The first snow of the season fell outside my kitchen window as I baked these cookies, and by the time I sifted powdered sugar onto the rows of cooled tops with their cutout stars and other shapes, both sides of the pane had quite a snow globe feel. When you make these buttery linzer cookies and their pineapple filling, your kitchen will take on a festive feel regardless of view, though if you can time it right, there is nothing like a roaring oven for coziness during a snowstorm.
2 ½ cups flour
1 cup pecan halves
1 teaspoon baking soda
¼ teaspoon salt
1 ¼ cups butter (2 ½ sticks)
¾ cup sugar
2 egg yolks
1 teaspoon vanilla extract
20 ounce can of crushed pineapple in juice
1 cup sugar
½ cup water
While the linzertorte on which many jam-filled cookie sandwiches are based is an Austrian invention, this recipe relies on ingredients that originated in the Americas, pecans and pineapples, for a flavorful twist on a classic. A generous sprinkling of powdered sugar seems fitting for snow-filled months, but they are equally delicious on their own.
Begin by preparing the linzer cookie dough. Finely grind the pecans so that they will be evenly dispersed throughout the top and bottom of each finished cookie. Combine the ground pecans, flour, baking soda, and salt and set aside.
In the bowl of a standing mixer fitted with the paddle attachment, cream the softened butter and sugar until light and fluffy. Add the egg yolks and vanilla and beat until well-combined. Next add the flour mixture on low speed, stirring until just incorporated.
Divide the dough into two flattened disks, cover in plastic wrap, and chill in the refrigerator for at least 2 hours.
While the dough chills, prepare the pineapple filling by pouring the crushed pineapple and its juice into a medium saucepan. Add the sugar, water, and juice of one lime and bring to a boil. Reduce heat and simmer for about 50 minutes, until the mixture has thickened and most of the liquid has evaporated.
Use a stick blender to puree the mixture, or pour it into a blender and puree, then return to the pan. Cook over medium-high for about 5 minutes, stirring very often, until the pineapple begins to darken to a golden amber color. Remove from heat and allow to cool.
Once the cookie dough has chilled, preheat the oven to 350 degrees. Remove one disk and allow it to soften until it is capable of being rolled without breaking. Roll out on a lightly floured surface to ¼-inch thickness. Use 3-inch fluted or smooth round cookie cutters to make an even number of top and bottom pieces.
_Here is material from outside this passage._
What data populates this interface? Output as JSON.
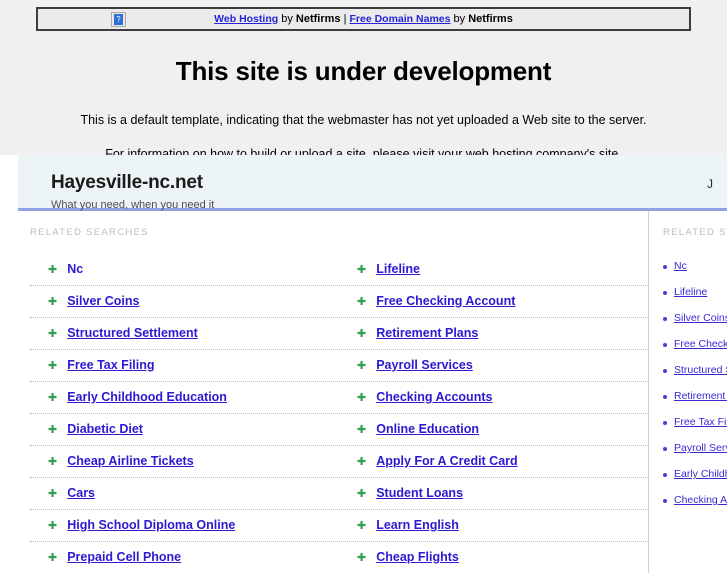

Use smaller cookie cutters to cut shapes in the top pieces. Bake on parchment lined cookie sheets for about 9 minutes. Transfer to cooling racks to cool completely.
Repeat the process with the second disk of dough. Any scraps can be combined into another flattened disk, chilled for about 20 minutes, and rolled out again. As the dough is coming to an end, I like to bake some of the mini shapes for snacking.
When the cookies have cooled, spread the pineapple filling on the flat side of the bottom pieces. Dust the tops with powdered sugar and combine to form sandwiches. Makes about 24 cookies and quite a few mini shapes.